Alternative Minimum Tax (AMT) is an additional tax system that runs in parallel to the regular tax system. AMT tax potentially adds another layer of tax to taxpayer when taxpayer's income surpasses AMT exemption amounts. AMT tax was instituted in 1969 to originally target rich persons. However, for many decades since 1969 the AMT exemption amounts were not indexed to inflation until recently, as a result, today more and more middle-class taxpayers are exposed to this tax layer. Per IRS Publication 514 and Tax Topic 556, taxpayers are liable for this tax in addition to their regular income tax if their tentative AMT tax is higher than their regular income tax. The total of combined two taxes each year sometimes are way too high for taxpayers.
For 2016 tax year, AMT exemption amounts are about $53,900 for Single Taxpayers, $83,800 for Married Taxpayer Filing Jointly, $41,900 for Married Filing Separately, $53,900 for Head of Household. Though recent tax laws change to factor inflation to AMT exemptions annually going forward, these exemptions look like too low when more and more taxpayers these days have higher income.
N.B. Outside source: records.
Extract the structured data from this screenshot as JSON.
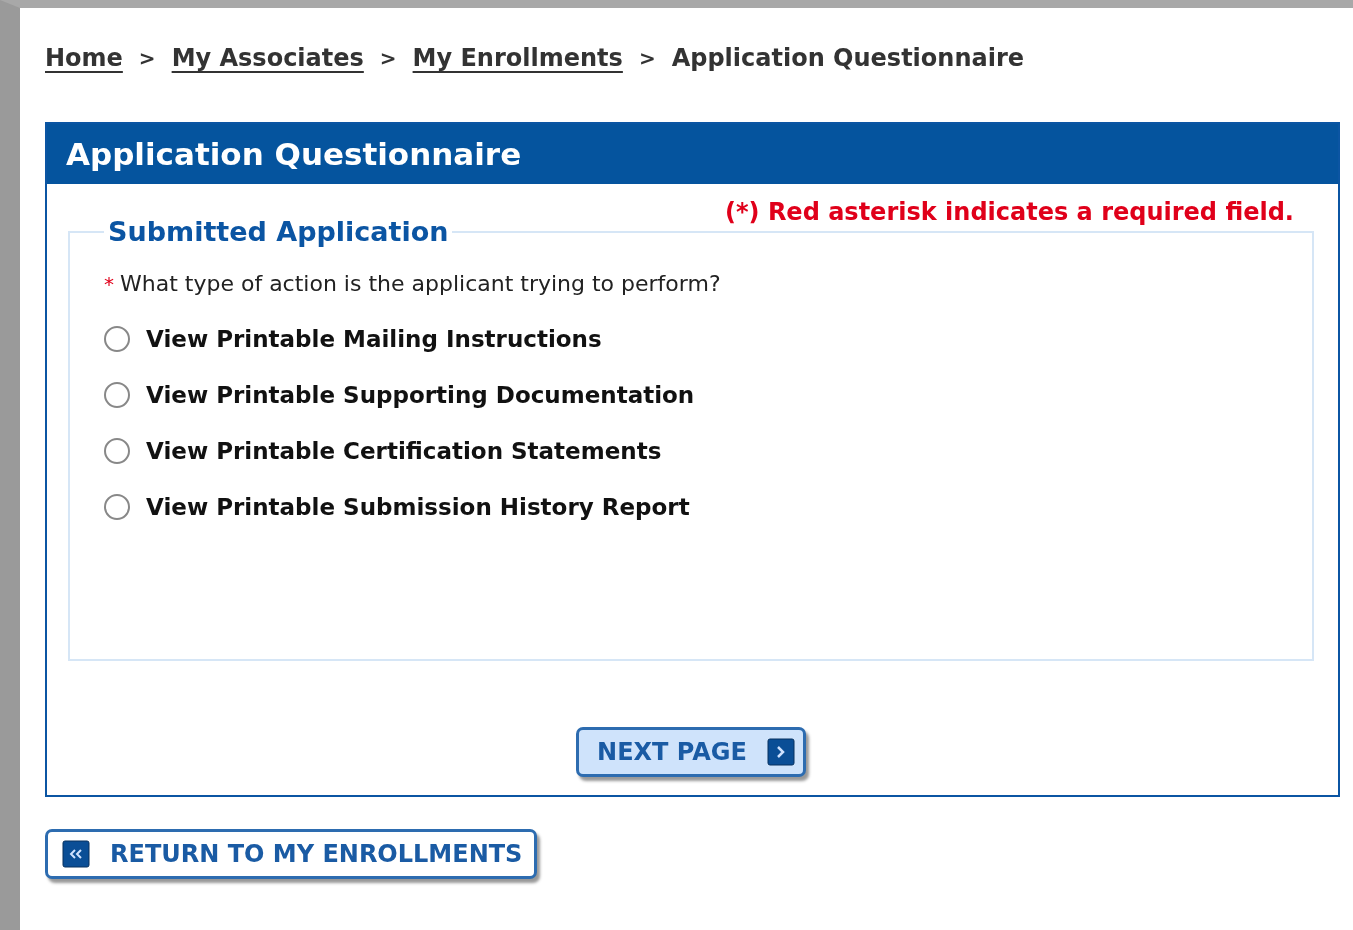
{
  "breadcrumb": [
    {
      "label": "Home",
      "link": true
    },
    {
      "label": "My Associates",
      "link": true
    },
    {
      "label": "My Enrollments",
      "link": true
    },
    {
      "label": "Application Questionnaire",
      "link": false
    }
  ],
  "breadcrumb_separator": ">",
  "panel": {
    "title": "Application Questionnaire",
    "required_note": "(*) Red asterisk indicates a required field.",
    "fieldset": {
      "legend": "Submitted Application",
      "question": {
        "required_mark": "*",
        "text": "What type of action is the applicant trying to perform?"
      },
      "options": [
        {
          "label": "View Printable Mailing Instructions",
          "selected": false
        },
        {
          "label": "View Printable Supporting Documentation",
          "selected": false
        },
        {
          "label": "View Printable Certification Statements",
          "selected": false
        },
        {
          "label": "View Printable Submission History Report",
          "selected": false
        }
      ]
    },
    "next_button": "NEXT PAGE"
  },
  "return_button": "RETURN TO MY ENROLLMENTS"
}
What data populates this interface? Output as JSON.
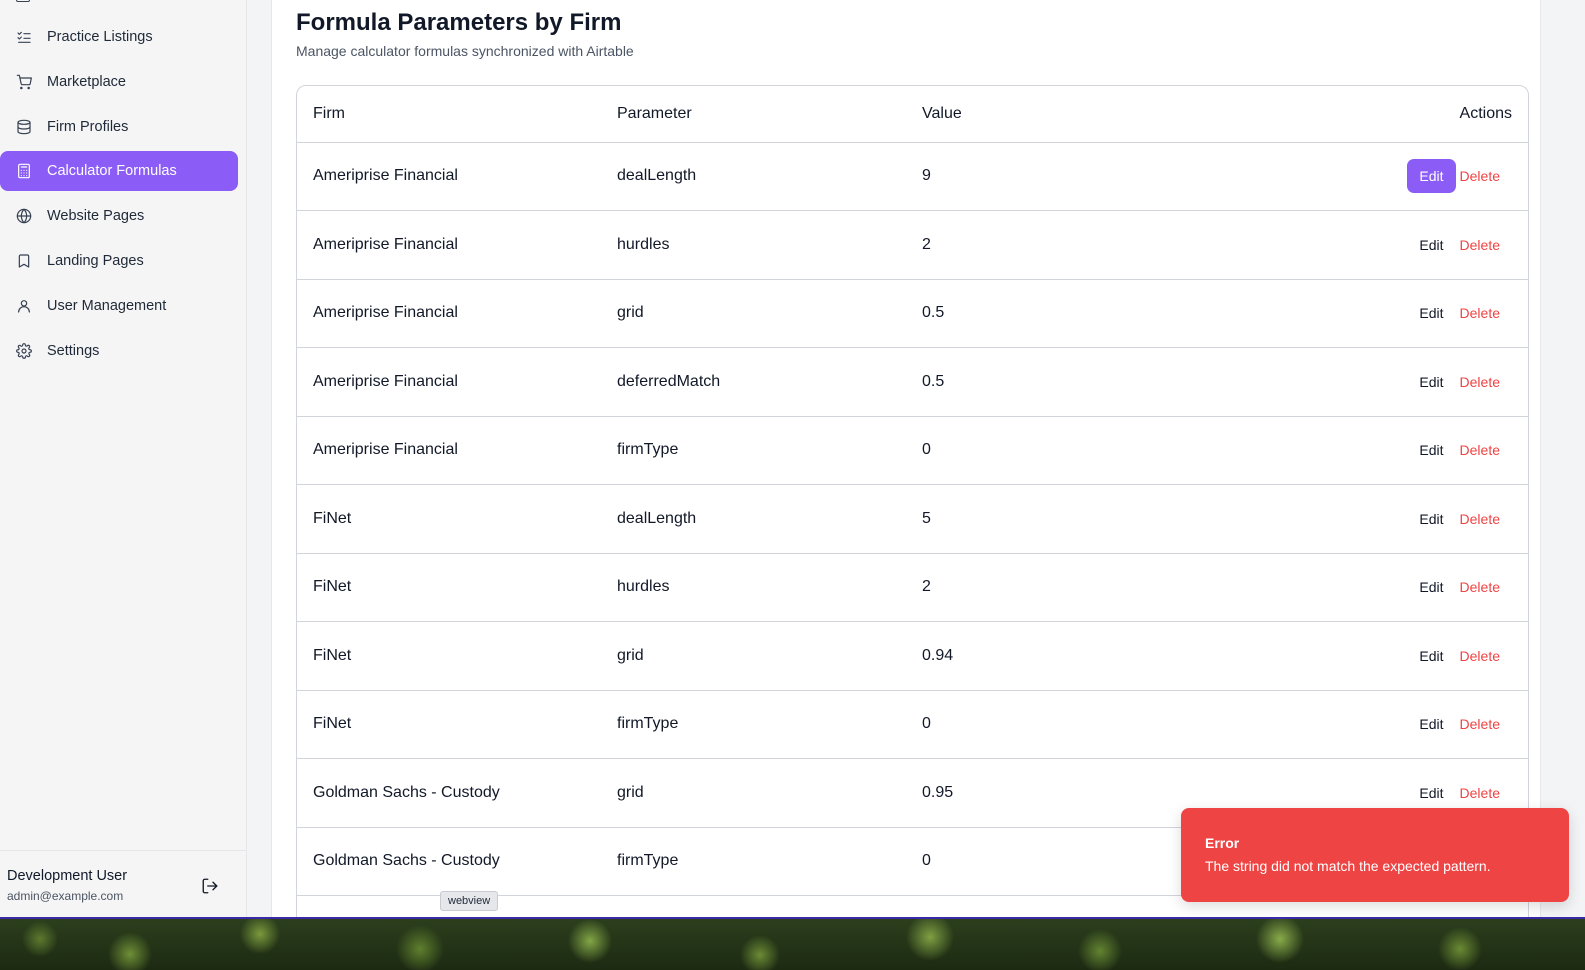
{
  "sidebar": {
    "items": [
      {
        "label": "Practice Listings",
        "icon": "list-check-icon",
        "active": false
      },
      {
        "label": "Marketplace",
        "icon": "shopping-cart-icon",
        "active": false
      },
      {
        "label": "Firm Profiles",
        "icon": "database-icon",
        "active": false
      },
      {
        "label": "Calculator Formulas",
        "icon": "calculator-icon",
        "active": true
      },
      {
        "label": "Website Pages",
        "icon": "globe-icon",
        "active": false
      },
      {
        "label": "Landing Pages",
        "icon": "bookmark-icon",
        "active": false
      },
      {
        "label": "User Management",
        "icon": "user-icon",
        "active": false
      },
      {
        "label": "Settings",
        "icon": "gear-icon",
        "active": false
      }
    ],
    "user": {
      "name": "Development User",
      "email": "admin@example.com"
    }
  },
  "page": {
    "title": "Formula Parameters by Firm",
    "subtitle": "Manage calculator formulas synchronized with Airtable"
  },
  "table": {
    "headers": {
      "firm": "Firm",
      "parameter": "Parameter",
      "value": "Value",
      "actions": "Actions"
    },
    "edit_label": "Edit",
    "delete_label": "Delete",
    "rows": [
      {
        "firm": "Ameriprise Financial",
        "parameter": "dealLength",
        "value": "9"
      },
      {
        "firm": "Ameriprise Financial",
        "parameter": "hurdles",
        "value": "2"
      },
      {
        "firm": "Ameriprise Financial",
        "parameter": "grid",
        "value": "0.5"
      },
      {
        "firm": "Ameriprise Financial",
        "parameter": "deferredMatch",
        "value": "0.5"
      },
      {
        "firm": "Ameriprise Financial",
        "parameter": "firmType",
        "value": "0"
      },
      {
        "firm": "FiNet",
        "parameter": "dealLength",
        "value": "5"
      },
      {
        "firm": "FiNet",
        "parameter": "hurdles",
        "value": "2"
      },
      {
        "firm": "FiNet",
        "parameter": "grid",
        "value": "0.94"
      },
      {
        "firm": "FiNet",
        "parameter": "firmType",
        "value": "0"
      },
      {
        "firm": "Goldman Sachs - Custody",
        "parameter": "grid",
        "value": "0.95"
      },
      {
        "firm": "Goldman Sachs - Custody",
        "parameter": "firmType",
        "value": "0"
      }
    ]
  },
  "tooltip": {
    "text": "webview"
  },
  "toast": {
    "title": "Error",
    "message": "The string did not match the expected pattern."
  },
  "colors": {
    "accent": "#8b5cf6",
    "danger": "#ef4444"
  }
}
Alternative Minimum Tax system is set up in a complex and sophisticated way that leaves little latitude for taxpayers to breathe. Talk to your trusted tax advisor about your situation if you believe you have paid so much AMT tax.